For starters, unlike “Idol” — which Fox recently announced would end its TV run next year — Eurovision isn’t a continental karaoke contest. You have to sing your own song. This can yield some…interesting results. See: Poland 2014 for a mix of Polish traditionalism and unexpectedly bloated hip-hop swagger.
This year’s favorites are mostly contemporary. A good number of them sing in English, so even American viewers can understand what they’re saying without subtitles.
The appeal of Eurovision is not limited to Europe. It is so cult in Australia that the country received a special dispensation this year to participate on an ad hoc basis. It looks like Australia is making the most of it with its representative, Guy Sebastian, the first winner of ‘Australian Idol’.
Here are the basics: Seven countries (Australia, Austria, France, Germany, Italy, UK and Spain) are automatically qualified for the final, which will take place on May 23. Austria have automatically scored a spot since Conchita Wurst won last year. Australia are allowed to compete just for kicks despite not being part of Europe. The other five countries essentially bought their place in the final; they are allowed to bypass the semi-finals due to the large contributions they make to the European Broadcasting Union.
The remaining finalists will be drawn from two semi-finals, with 10 acts from each progressing to the final. Yes, it’s a final with 27 countries, in which the competing acts again sing the same song they sang in the semi-finals. It can get a bit repetitive. Albania, Armenia, Belarus, Belgium, Denmark, Estonia, Macedonia, Finland, Georgia, Greece, Hungary, Moldova, Romania, Russia, Serbia and the Countries Netherlands are competing today, with 10 of those 16 countries advancing. Azerbaijan, Cyprus, Czech Republic, Iceland, Ireland, Israel, Latvia, Lithuania, Malta, Montenegro, Norway, Poland, Portugal, San Marino, Slovenia, Sweden and Switzerland play each other on Thursday for a chance to qualify. in the next round.

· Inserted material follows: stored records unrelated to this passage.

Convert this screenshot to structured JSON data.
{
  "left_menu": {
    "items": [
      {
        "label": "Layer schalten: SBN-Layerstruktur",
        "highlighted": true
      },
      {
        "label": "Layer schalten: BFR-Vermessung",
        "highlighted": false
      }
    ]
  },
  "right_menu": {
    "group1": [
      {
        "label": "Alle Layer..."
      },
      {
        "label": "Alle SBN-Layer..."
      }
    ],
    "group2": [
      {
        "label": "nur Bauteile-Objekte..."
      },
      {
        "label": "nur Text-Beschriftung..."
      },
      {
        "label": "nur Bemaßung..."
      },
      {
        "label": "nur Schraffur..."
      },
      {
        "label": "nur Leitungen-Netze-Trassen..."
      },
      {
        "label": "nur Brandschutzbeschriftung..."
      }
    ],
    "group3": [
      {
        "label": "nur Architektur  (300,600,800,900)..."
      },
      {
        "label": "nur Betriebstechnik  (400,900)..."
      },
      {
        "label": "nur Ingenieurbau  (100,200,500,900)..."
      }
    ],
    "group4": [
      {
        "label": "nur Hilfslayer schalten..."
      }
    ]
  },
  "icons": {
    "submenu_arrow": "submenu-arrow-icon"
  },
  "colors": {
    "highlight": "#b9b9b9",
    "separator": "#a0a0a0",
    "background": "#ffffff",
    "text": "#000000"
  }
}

Russia has become accustomed to threatening to boycott all production; he sees competition as promoting homosexuality. It was do not happy when Wurst, the bearded drag queen from Austria, won last year with “Rise Like a Phoenix”. Austria, which is hosting this year, has responded with some truly top-notch trolling and has incorporated same-sex couple symbols into its very infrastructure in Vienna.
So far, Sweden, Italy and Australia seem to be the favorites to win the whole shebang, according to betting sites such as Oddschecker and Eurovision World.
Let’s take a look at the favorites:
Australian Sebastian has something of an Ed Sheeran-esque quality.
Italian Il Volo seems like what would happen if someone said, “What if we crossover the Three Tenors and the Jonas Brothers and one of them wears Sally Jessy Raphael glasses?” Everything about this clip is delightfully over the top. Bonus points to Il Volo for recreating the pot-tossing scene from “Ghost”. You have our hearts forever.
Then there is Måns Zelmerlöw from Sweden. A lot of bands tend to go for big, dramatic ballads. It makes sense – this type of song features range while having emotional appeal. (Hello, “Rise Like a Phoenix.”) But Zelmerlöw is betting on a country-tinged dance anthem.
UK’s Electro Velvet is unlikely to win, but you can still experience their 1920s electro-swing vibe that incorporates nods to Stephane Grappelli and ‘The Great Gatsby’. They’re fun, but they’re also low on the list on betting sites.
The group has already been the subject of much controversy in Britain. Telegraph music critic Neil McCormick ranted loudly against the duo, writing that their selection to represent the UK “demonstrated [the BBC’s] pledge never to host Eurovision. He continued:
Surveying all of this country’s incredible musical talent, an anonymous BBC committee has decided that our representatives at Europe’s first televised music competition should be a made-up cabaret duo featuring the frontman of a Rolling Stones tribute act and a girl who failed the blind audition for the latest series of The Voice performing an ersatz music hall jazz trifle written to order by a seasoned professional jingle writer behind the theme of Jim’ll Fix It .
They delivered a rather flat performance last week on the “Graham Norton Show”, showing what is probably their biggest weakness: Eurovision only allows six performers, including singers, on stage. Much of the energy of Electro Velvet’s music video comes from their many extras.
You can watch today’s semi-finals live on eurovision.tv. It starts at 3 p.m. EST.